● Prompt
If "Rollback" shows up in a line of the material, return that line.

● Given records
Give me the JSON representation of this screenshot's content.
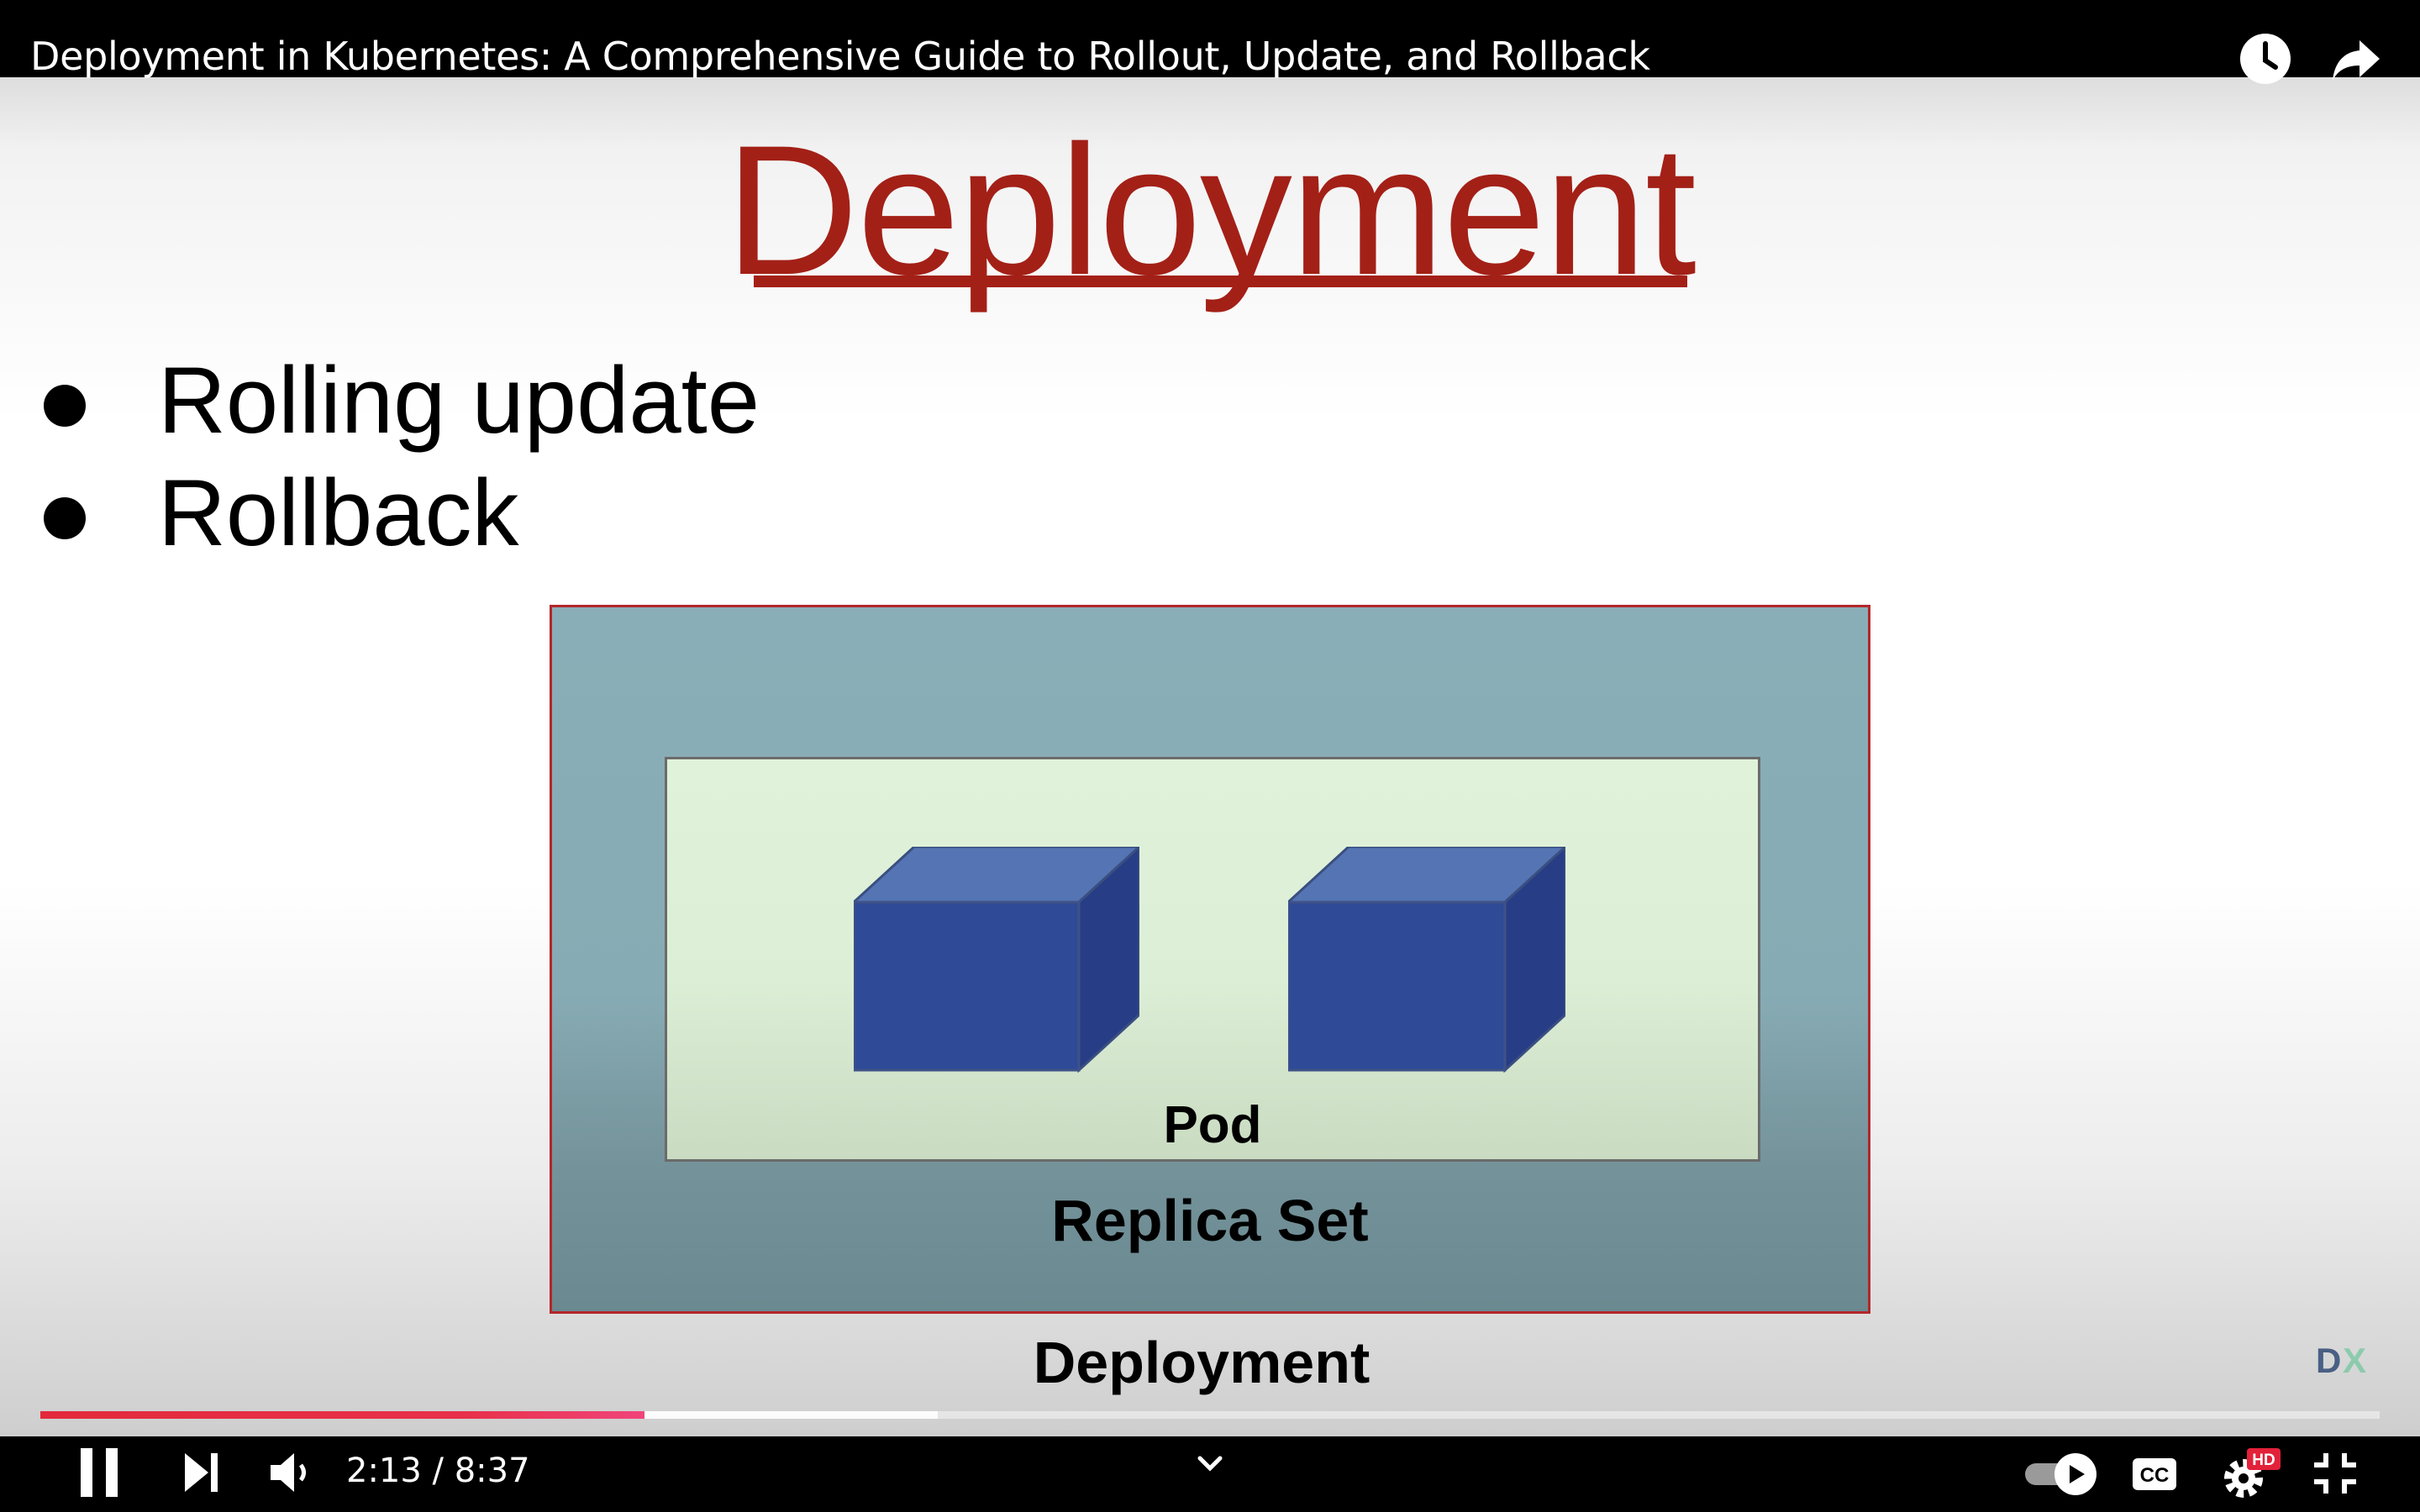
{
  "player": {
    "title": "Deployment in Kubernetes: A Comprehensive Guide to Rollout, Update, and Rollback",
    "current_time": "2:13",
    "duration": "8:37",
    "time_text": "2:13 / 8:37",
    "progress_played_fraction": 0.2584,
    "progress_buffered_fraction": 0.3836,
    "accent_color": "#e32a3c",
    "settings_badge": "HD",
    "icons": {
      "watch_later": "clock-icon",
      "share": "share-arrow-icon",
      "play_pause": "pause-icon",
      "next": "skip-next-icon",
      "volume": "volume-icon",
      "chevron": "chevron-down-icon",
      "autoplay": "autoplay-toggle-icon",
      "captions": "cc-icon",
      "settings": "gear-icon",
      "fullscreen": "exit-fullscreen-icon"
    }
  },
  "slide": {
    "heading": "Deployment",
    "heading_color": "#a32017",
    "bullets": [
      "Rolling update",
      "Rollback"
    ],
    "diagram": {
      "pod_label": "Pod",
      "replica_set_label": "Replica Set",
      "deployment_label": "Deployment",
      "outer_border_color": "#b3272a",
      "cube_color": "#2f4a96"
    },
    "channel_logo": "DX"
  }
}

● Written response
    "title": "Deployment in Kubernetes: A Comprehensive Guide to Rollout, Update, and Rollback",
      "Rollback"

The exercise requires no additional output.